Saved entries

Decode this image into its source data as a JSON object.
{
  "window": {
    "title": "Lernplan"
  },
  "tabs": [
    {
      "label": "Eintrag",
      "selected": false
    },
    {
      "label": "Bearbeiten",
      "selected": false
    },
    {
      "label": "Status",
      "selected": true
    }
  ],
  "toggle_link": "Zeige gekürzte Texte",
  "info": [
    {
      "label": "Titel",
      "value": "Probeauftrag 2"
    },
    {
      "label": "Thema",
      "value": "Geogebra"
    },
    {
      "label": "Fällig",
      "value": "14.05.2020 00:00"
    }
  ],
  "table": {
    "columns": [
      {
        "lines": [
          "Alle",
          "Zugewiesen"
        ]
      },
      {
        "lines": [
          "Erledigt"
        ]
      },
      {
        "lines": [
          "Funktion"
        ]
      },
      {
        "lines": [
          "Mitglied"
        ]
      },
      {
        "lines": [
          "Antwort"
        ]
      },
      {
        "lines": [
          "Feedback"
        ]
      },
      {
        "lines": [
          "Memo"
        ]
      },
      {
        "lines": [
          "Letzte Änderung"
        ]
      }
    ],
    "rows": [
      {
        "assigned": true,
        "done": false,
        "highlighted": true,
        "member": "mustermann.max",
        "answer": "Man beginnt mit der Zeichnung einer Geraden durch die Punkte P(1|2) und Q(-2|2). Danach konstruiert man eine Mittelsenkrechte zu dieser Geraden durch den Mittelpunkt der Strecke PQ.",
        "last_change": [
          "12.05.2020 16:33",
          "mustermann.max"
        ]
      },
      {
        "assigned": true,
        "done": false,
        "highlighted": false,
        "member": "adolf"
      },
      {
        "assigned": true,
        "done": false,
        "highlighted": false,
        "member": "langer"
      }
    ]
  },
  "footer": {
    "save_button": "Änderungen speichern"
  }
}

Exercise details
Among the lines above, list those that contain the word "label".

Result
      "label": "Eintrag",
      "label": "Bearbeiten",
      "label": "Status",
      "label": "Titel",
      "label": "Thema",
      "label": "Fällig",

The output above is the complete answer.